Task directions: Repeat each entry exactly, but do not carry over the pictures.

** Data records follows **

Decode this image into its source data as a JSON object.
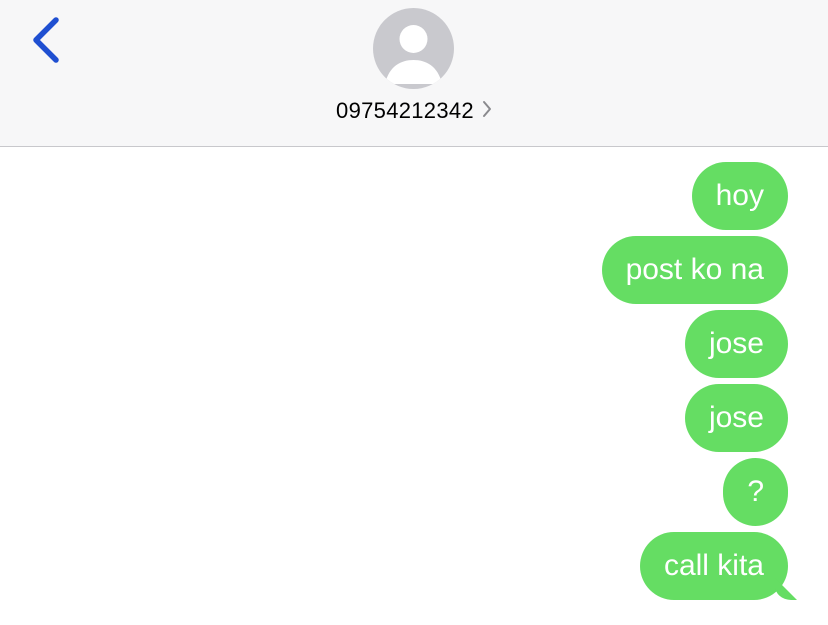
{
  "header": {
    "contact": "09754212342",
    "back_icon": "chevron-left-icon",
    "disclosure_icon": "chevron-right-icon",
    "avatar_icon": "person-silhouette-icon"
  },
  "messages": [
    {
      "text": "hoy",
      "direction": "outgoing"
    },
    {
      "text": "post ko na",
      "direction": "outgoing"
    },
    {
      "text": "jose",
      "direction": "outgoing"
    },
    {
      "text": "jose",
      "direction": "outgoing"
    },
    {
      "text": "?",
      "direction": "outgoing"
    },
    {
      "text": "call kita",
      "direction": "outgoing"
    }
  ],
  "colors": {
    "accent": "#1f4fd1",
    "bubble": "#65dd63",
    "header_bg": "#f7f7f8",
    "avatar_bg": "#c9c9ce"
  }
}
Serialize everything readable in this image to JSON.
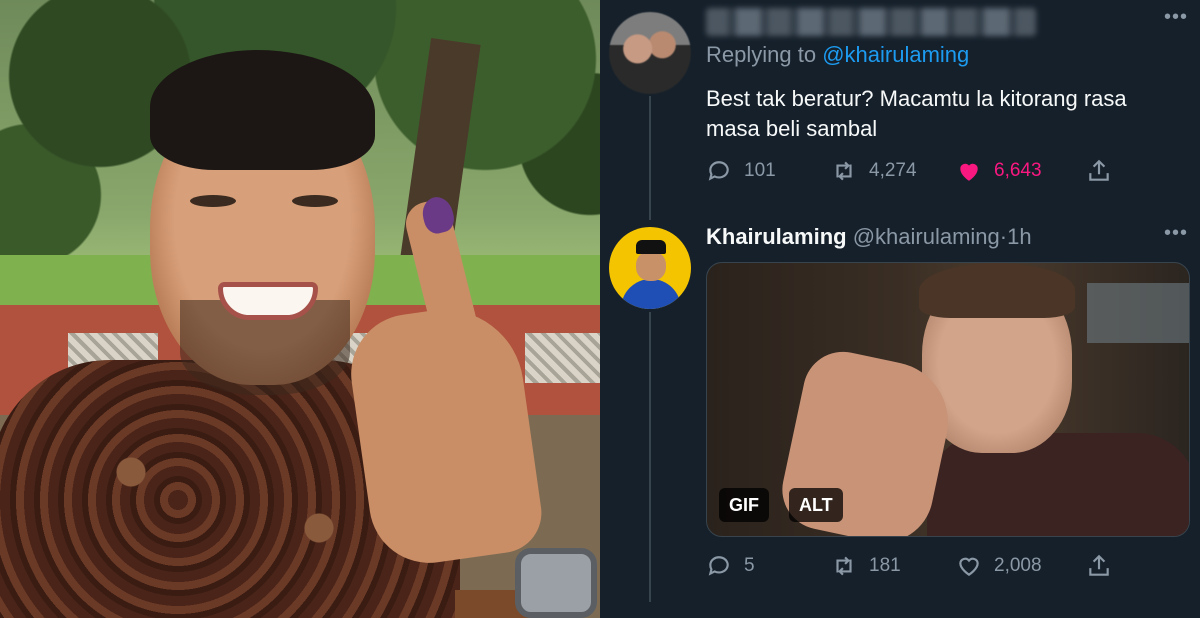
{
  "colors": {
    "background": "#15202b",
    "text_primary": "#f7f9f9",
    "text_secondary": "#8b98a5",
    "link": "#1d9bf0",
    "like_active": "#f91880",
    "divider": "#38444d"
  },
  "reply_tweet": {
    "replying_prefix": "Replying to",
    "replying_handle": "@khairulaming",
    "text_line1": "Best tak beratur? Macamtu la kitorang rasa",
    "text_line2": "masa beli sambal",
    "reply_count": "101",
    "retweet_count": "4,274",
    "like_count": "6,643",
    "liked": true
  },
  "main_tweet": {
    "display_name": "Khairulaming",
    "handle": "@khairulaming",
    "separator": "·",
    "time": "1h",
    "media_badges": [
      "GIF",
      "ALT"
    ],
    "reply_count": "5",
    "retweet_count": "181",
    "like_count": "2,008",
    "liked": false
  },
  "icons": {
    "reply": "reply-icon",
    "retweet": "retweet-icon",
    "like": "heart-icon",
    "share": "share-icon",
    "more": "more-icon"
  }
}
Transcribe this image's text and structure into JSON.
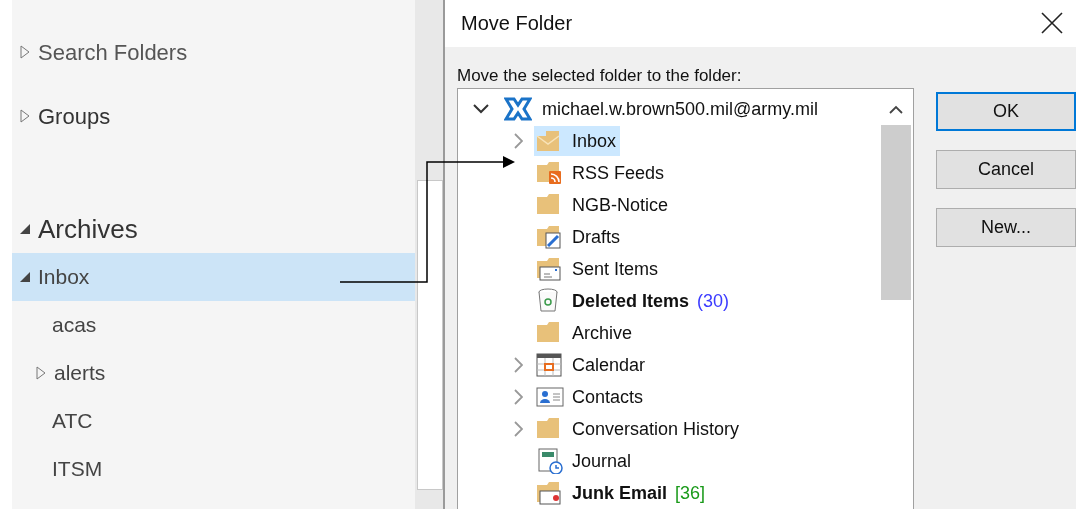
{
  "folder_pane": {
    "items": [
      {
        "kind": "section",
        "label": "Search Folders",
        "expanded": false,
        "selected": false
      },
      {
        "kind": "section",
        "label": "Groups",
        "expanded": false,
        "selected": false
      },
      {
        "kind": "archive",
        "label": "Archives",
        "expanded": true,
        "selected": false,
        "children": [
          {
            "label": "Inbox",
            "expanded": true,
            "selected": true,
            "children": [
              {
                "label": "acas",
                "selected": false
              },
              {
                "label": "alerts",
                "expanded": false,
                "selected": false
              },
              {
                "label": "ATC",
                "selected": false
              },
              {
                "label": "ITSM",
                "selected": false
              }
            ]
          }
        ]
      }
    ]
  },
  "dialog": {
    "title": "Move Folder",
    "prompt": "Move the selected folder to the folder:",
    "tree": {
      "label": "michael.w.brown500.mil@army.mil",
      "expanded": true,
      "selected": false,
      "children": [
        {
          "kind": "inbox",
          "label": "Inbox",
          "expanded": false,
          "selected": true
        },
        {
          "kind": "rss",
          "label": "RSS Feeds",
          "selected": false
        },
        {
          "kind": "folder",
          "label": "NGB-Notice",
          "selected": false
        },
        {
          "kind": "drafts",
          "label": "Drafts",
          "selected": false
        },
        {
          "kind": "sent",
          "label": "Sent Items",
          "selected": false
        },
        {
          "kind": "deleted",
          "label": "Deleted Items",
          "count": "(30)",
          "color": "#3b3bff",
          "selected": false
        },
        {
          "kind": "folder",
          "label": "Archive",
          "selected": false
        },
        {
          "kind": "calendar",
          "label": "Calendar",
          "expanded": false,
          "selected": false
        },
        {
          "kind": "contacts",
          "label": "Contacts",
          "expanded": false,
          "selected": false
        },
        {
          "kind": "folder",
          "label": "Conversation History",
          "expanded": false,
          "selected": false
        },
        {
          "kind": "journal",
          "label": "Journal",
          "selected": false
        },
        {
          "kind": "junk",
          "label": "Junk Email",
          "count": "[36]",
          "color": "#1a9a1a",
          "selected": false
        }
      ]
    },
    "buttons": [
      {
        "label": "OK",
        "default": true
      },
      {
        "label": "Cancel",
        "default": false
      },
      {
        "label": "New...",
        "default": false
      }
    ]
  }
}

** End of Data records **

Answer to this exercise:
Decode this image into its source data as a JSON object.
{
  "header": {
    "contact": "09754212342",
    "back_icon": "chevron-left-icon",
    "disclosure_icon": "chevron-right-icon",
    "avatar_icon": "person-silhouette-icon"
  },
  "messages": [
    {
      "text": "hoy",
      "direction": "outgoing"
    },
    {
      "text": "post ko na",
      "direction": "outgoing"
    },
    {
      "text": "jose",
      "direction": "outgoing"
    },
    {
      "text": "jose",
      "direction": "outgoing"
    },
    {
      "text": "?",
      "direction": "outgoing"
    },
    {
      "text": "call kita",
      "direction": "outgoing"
    }
  ],
  "colors": {
    "accent": "#1f4fd1",
    "bubble": "#65dd63",
    "header_bg": "#f7f7f8",
    "avatar_bg": "#c9c9ce"
  }
}
Serialize everything readable in this image to JSON.
{
  "colors": {
    "background": "#15202b",
    "text_primary": "#f7f9f9",
    "text_secondary": "#8b98a5",
    "link": "#1d9bf0",
    "like_active": "#f91880",
    "divider": "#38444d"
  },
  "reply_tweet": {
    "replying_prefix": "Replying to",
    "replying_handle": "@khairulaming",
    "text_line1": "Best tak beratur? Macamtu la kitorang rasa",
    "text_line2": "masa beli sambal",
    "reply_count": "101",
    "retweet_count": "4,274",
    "like_count": "6,643",
    "liked": true
  },
  "main_tweet": {
    "display_name": "Khairulaming",
    "handle": "@khairulaming",
    "separator": "·",
    "time": "1h",
    "media_badges": [
      "GIF",
      "ALT"
    ],
    "reply_count": "5",
    "retweet_count": "181",
    "like_count": "2,008",
    "liked": false
  },
  "icons": {
    "reply": "reply-icon",
    "retweet": "retweet-icon",
    "like": "heart-icon",
    "share": "share-icon",
    "more": "more-icon"
  }
}
Transcribe this image's text and structure into JSON.
{
  "folder_pane": {
    "items": [
      {
        "kind": "section",
        "label": "Search Folders",
        "expanded": false,
        "selected": false
      },
      {
        "kind": "section",
        "label": "Groups",
        "expanded": false,
        "selected": false
      },
      {
        "kind": "archive",
        "label": "Archives",
        "expanded": true,
        "selected": false,
        "children": [
          {
            "label": "Inbox",
            "expanded": true,
            "selected": true,
            "children": [
              {
                "label": "acas",
                "selected": false
              },
              {
                "label": "alerts",
                "expanded": false,
                "selected": false
              },
              {
                "label": "ATC",
                "selected": false
              },
              {
                "label": "ITSM",
                "selected": false
              }
            ]
          }
        ]
      }
    ]
  },
  "dialog": {
    "title": "Move Folder",
    "prompt": "Move the selected folder to the folder:",
    "tree": {
      "label": "michael.w.brown500.mil@army.mil",
      "expanded": true,
      "selected": false,
      "children": [
        {
          "kind": "inbox",
          "label": "Inbox",
          "expanded": false,
          "selected": true
        },
        {
          "kind": "rss",
          "label": "RSS Feeds",
          "selected": false
        },
        {
          "kind": "folder",
          "label": "NGB-Notice",
          "selected": false
        },
        {
          "kind": "drafts",
          "label": "Drafts",
          "selected": false
        },
        {
          "kind": "sent",
          "label": "Sent Items",
          "selected": false
        },
        {
          "kind": "deleted",
          "label": "Deleted Items",
          "count": "(30)",
          "color": "#3b3bff",
          "selected": false
        },
        {
          "kind": "folder",
          "label": "Archive",
          "selected": false
        },
        {
          "kind": "calendar",
          "label": "Calendar",
          "expanded": false,
          "selected": false
        },
        {
          "kind": "contacts",
          "label": "Contacts",
          "expanded": false,
          "selected": false
        },
        {
          "kind": "folder",
          "label": "Conversation History",
          "expanded": false,
          "selected": false
        },
        {
          "kind": "journal",
          "label": "Journal",
          "selected": false
        },
        {
          "kind": "junk",
          "label": "Junk Email",
          "count": "[36]",
          "color": "#1a9a1a",
          "selected": false
        }
      ]
    },
    "buttons": [
      {
        "label": "OK",
        "default": true
      },
      {
        "label": "Cancel",
        "default": false
      },
      {
        "label": "New...",
        "default": false
      }
    ]
  }
}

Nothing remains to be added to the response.